Whilst excellent long-term results with contemporary uncemented stems have been reported for total hip arthroplasty in young patients, the survival rates for the whole reconstruction are often compromised by high failure rates on the acetabular site due to peri-acetabular osteolysis and accelerated wear.
In patients 60 years old or younger, we retrospectively reviewed the results at a minimum of ten years of 89 consecutive uncemented total hip replacements in 88 patients using the press-fit Fitmore acetabular component in combination with the CLS Spotorno stem and a 28-mm Metasul metal-on-metal articulation or a 28-mm alumina ceramic on conventional polyethylene bearing. The mean age at the time of surgery was 49 years (range, 25–60). The mean clinical and radiological follow-up was 12 years (range, 10–15).
Six patients (six hips) died and two patients (two hips) were lost to follow-up. Five hips were revised: one for deep infection, one for peri-prosthetic femoral fracture, and one for aseptic stem loosening. In two hips an isolated revision of the acetabular liner was performed (one for recurrent dislocation and one for unexplained pain). No revision was performed for accelerated wear, osteolysis or aseptic loosening of the acetabular shell. We could not detect peri-acetabular osteolysis visible on plain radiographs in those hips evaluated radiographically. The Kaplan-Meier survival with revision for any reason as the endpoint was 94% (95% confidence interval, 86–97) at 12 years.

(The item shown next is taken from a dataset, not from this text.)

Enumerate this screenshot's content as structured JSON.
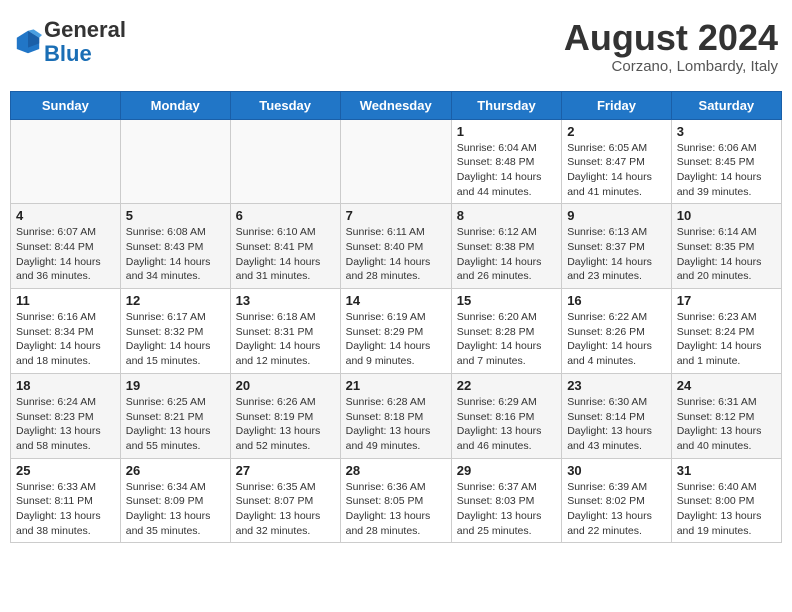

The survival rates and the radiological outcomes with this implant combination in this young and active patient group are encouraging when compared to the results reported for other uncemented cups in this age group.